Senior Government officials, prominent politicians and business people have been implicated in a case in which a local firm reportedly imported 37 million litres of fuel worth millions of dollars for resale on the pretext that it was meant for the Zimbabwe Defense Industries.
Glow Petroleum, which distributed the fuel to its service stations countrywide, is believed to have defrauded the Government of more than $13 million over the past six months by evading customs duty and other charges.
Company director Mr Aaron Chinhara and one of his managers who has not been named, were last week picked for questioning.
Sources close to the investigations said yesterday that the politicians and businesspeople (names supplied) were working with Chinhara, one of the MDC-T rebels who contested the Redcliff seat during the July 31, 2013 harmonised elections as an independent candidate.
As investigations intensify, is has emerged that three of the company’s trucks loaded with fuel were dumped at two service stations in Southerton and along Simon Mazorodze Road in Harare.
Chinhara and some of his managers are assisting police with investigations.
Although finer details of the investigations were not available as of last night, The Herald understands that the net was closing in on some senior Government ministers and other officials in the chain.
Police last week received a tip-off and raided some of the company’s premises in and around the capital.
Police national spokesperson Senior Assistant Commissioner Charity Charamba yesterday said she was yet to receive the report from investigating officers.
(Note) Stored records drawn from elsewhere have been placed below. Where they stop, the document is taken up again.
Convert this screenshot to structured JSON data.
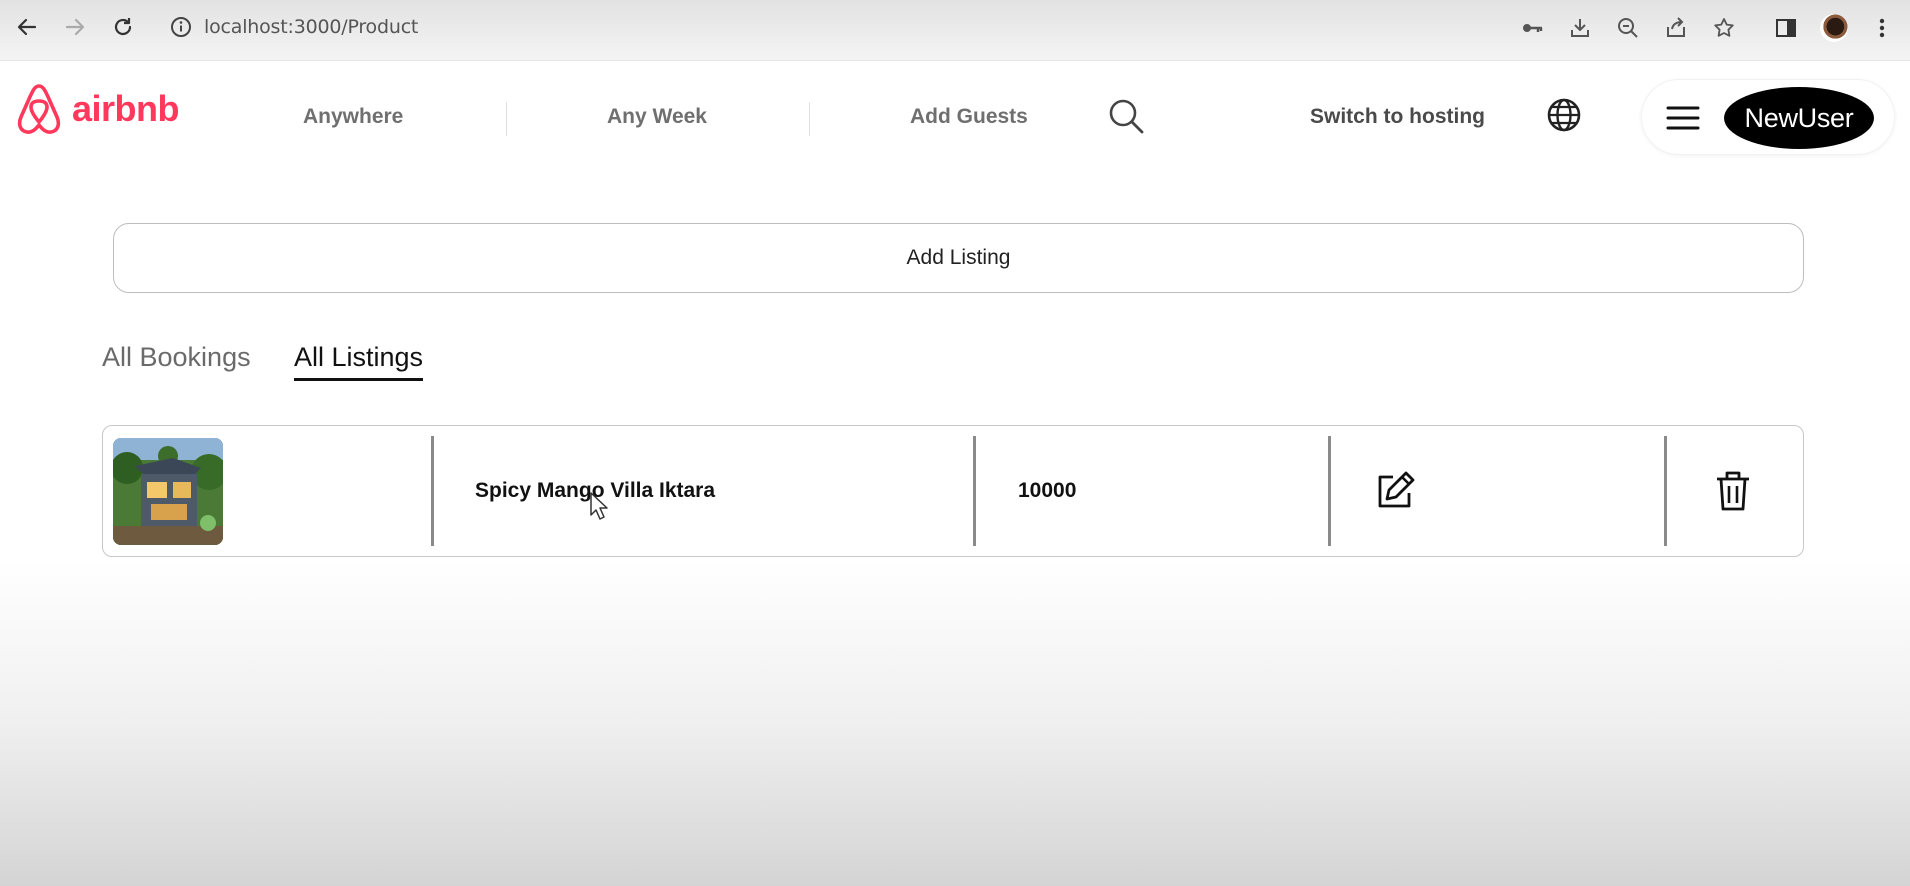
{
  "browser": {
    "url": "localhost:3000/Product",
    "icons": [
      "back-arrow-icon",
      "forward-arrow-icon",
      "reload-icon",
      "info-icon",
      "key-icon",
      "download-icon",
      "zoom-out-icon",
      "share-icon",
      "star-icon",
      "sidebar-icon",
      "profile-avatar",
      "kebab-menu-icon"
    ]
  },
  "header": {
    "logo_text": "airbnb",
    "brand_color": "#ff385c",
    "search": {
      "where": "Anywhere",
      "when": "Any Week",
      "guests": "Add Guests"
    },
    "switch_hosting": "Switch to hosting",
    "user_name": "NewUser"
  },
  "main": {
    "add_listing_label": "Add Listing",
    "tabs": [
      {
        "label": "All Bookings",
        "active": false
      },
      {
        "label": "All Listings",
        "active": true
      }
    ],
    "listings": [
      {
        "title": "Spicy Mango Villa Iktara",
        "price": "10000"
      }
    ]
  }
}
ZDI board chairperson Retired Colonel Tshinga Dube, could not be reached on his mobile phone yesterday.
Last week, one of the drivers at the company was allegedly forced to abandon his tanker at a service station in Southerton after he was cornered by detectives.
The driver wanted to offload the fuel when detectives received a tip-off about the consignment.
Several trucks have since been impounded by police after being abandoned by drivers as investigations continue.
The fuel scam came to light following a price war in Gwanda that saw Glow Petroleum selling its fuel at significantly lower prices compared to other service stations whose prices were almost uniform.
Gwanda town has four filling stations that charge more or less the same price.
Petrol costs between $1,50 and $1,54 per litre, while the diesel price ranges from $1,37 to $1,42.
It is reported that trouble started when Glow Petroleum service station sold petrol for $1,46 per litre and diesel at $1,36 per litre.
In one instance it is reported that Glow Petroleum reduced its prices to $1,30 per litre for petrol and $1,18 per litre for diesel as it sought to outdo competitors such as Zuva Petroleum that had begun to slash prices to attract more customers in face of the competition induced by the former’s pricing.
This raised the ire of other operators in the sector who sought to establish how Glow could reduce prices that much given the procurement prices and attendant costs.
It was then allegedly discovered that the firm was clandestinely importing fuel, prompting the police to launch an investigation.